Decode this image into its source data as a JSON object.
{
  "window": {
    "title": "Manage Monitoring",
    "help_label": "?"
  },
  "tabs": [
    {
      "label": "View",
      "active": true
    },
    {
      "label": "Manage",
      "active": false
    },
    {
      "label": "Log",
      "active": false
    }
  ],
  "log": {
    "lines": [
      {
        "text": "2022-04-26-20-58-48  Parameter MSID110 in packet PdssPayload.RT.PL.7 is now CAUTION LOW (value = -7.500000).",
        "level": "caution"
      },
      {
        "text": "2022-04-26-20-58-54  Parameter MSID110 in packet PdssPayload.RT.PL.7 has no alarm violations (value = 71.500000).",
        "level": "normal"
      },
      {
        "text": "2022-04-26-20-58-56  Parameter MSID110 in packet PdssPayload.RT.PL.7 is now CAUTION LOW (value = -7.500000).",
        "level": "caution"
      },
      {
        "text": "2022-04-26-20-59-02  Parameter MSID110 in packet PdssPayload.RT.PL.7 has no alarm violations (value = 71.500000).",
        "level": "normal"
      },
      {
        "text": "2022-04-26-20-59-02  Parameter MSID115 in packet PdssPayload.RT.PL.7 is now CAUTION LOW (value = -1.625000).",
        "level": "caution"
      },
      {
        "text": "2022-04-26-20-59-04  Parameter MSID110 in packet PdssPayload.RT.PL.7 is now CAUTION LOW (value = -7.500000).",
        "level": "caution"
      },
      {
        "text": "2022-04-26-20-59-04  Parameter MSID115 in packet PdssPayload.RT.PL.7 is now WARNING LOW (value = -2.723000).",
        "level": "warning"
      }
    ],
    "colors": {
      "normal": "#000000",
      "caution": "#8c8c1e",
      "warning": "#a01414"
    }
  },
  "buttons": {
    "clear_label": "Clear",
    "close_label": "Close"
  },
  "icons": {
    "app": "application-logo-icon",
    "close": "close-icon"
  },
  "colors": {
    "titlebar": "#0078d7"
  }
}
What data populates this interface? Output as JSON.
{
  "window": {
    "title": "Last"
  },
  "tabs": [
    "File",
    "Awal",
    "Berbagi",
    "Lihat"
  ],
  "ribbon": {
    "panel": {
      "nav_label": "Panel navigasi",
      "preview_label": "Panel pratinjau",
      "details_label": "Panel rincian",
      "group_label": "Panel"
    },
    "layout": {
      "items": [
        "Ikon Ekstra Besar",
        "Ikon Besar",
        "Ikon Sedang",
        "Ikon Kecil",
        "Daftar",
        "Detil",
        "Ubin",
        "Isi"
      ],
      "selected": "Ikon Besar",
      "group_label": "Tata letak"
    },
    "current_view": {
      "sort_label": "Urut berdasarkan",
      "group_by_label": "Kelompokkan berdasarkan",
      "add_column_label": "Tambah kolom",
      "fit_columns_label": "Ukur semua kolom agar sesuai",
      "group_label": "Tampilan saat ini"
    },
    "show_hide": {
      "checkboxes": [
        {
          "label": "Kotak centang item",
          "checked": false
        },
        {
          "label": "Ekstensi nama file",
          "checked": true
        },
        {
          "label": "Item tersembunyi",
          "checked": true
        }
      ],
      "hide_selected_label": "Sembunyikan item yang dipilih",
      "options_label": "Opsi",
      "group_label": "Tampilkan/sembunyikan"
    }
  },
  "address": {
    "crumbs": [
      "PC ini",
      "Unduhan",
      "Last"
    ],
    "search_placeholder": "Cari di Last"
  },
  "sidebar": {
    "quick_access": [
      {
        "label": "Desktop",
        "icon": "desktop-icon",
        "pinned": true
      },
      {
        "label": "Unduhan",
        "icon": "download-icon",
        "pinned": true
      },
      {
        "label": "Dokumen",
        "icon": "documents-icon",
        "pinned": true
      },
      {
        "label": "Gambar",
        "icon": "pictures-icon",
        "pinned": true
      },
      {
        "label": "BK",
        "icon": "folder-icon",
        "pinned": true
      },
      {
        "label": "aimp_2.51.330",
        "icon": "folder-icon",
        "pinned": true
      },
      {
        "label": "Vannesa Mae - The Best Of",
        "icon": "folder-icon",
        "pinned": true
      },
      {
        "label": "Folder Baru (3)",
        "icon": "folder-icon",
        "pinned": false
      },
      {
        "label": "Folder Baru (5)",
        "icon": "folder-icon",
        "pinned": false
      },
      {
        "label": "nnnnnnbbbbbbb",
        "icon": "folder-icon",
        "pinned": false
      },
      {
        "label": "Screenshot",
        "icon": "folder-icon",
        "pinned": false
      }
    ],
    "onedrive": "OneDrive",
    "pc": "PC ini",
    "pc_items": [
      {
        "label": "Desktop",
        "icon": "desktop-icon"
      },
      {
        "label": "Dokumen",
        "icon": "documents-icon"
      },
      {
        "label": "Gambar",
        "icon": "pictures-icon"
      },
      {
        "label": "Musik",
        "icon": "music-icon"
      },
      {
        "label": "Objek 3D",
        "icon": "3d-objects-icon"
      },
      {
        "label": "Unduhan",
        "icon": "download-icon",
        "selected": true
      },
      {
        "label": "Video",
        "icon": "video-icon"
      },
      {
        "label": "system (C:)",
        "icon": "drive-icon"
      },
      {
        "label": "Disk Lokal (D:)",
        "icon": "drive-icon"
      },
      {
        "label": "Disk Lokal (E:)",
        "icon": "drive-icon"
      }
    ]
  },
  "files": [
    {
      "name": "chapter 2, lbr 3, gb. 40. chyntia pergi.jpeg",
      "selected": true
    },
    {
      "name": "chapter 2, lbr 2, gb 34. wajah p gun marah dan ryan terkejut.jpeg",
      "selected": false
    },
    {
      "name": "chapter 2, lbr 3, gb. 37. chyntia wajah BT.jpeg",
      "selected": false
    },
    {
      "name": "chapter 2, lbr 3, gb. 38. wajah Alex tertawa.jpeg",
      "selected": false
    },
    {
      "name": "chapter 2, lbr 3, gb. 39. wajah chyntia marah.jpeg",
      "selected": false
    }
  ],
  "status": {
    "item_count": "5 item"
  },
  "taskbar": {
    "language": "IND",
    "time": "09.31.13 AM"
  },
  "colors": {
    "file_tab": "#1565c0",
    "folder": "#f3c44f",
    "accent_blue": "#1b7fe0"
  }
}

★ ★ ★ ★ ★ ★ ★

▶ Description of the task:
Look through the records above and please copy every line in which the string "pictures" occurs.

▶ Response for this exercise:
        "icon": "pictures-icon",
        "icon": "pictures-icon"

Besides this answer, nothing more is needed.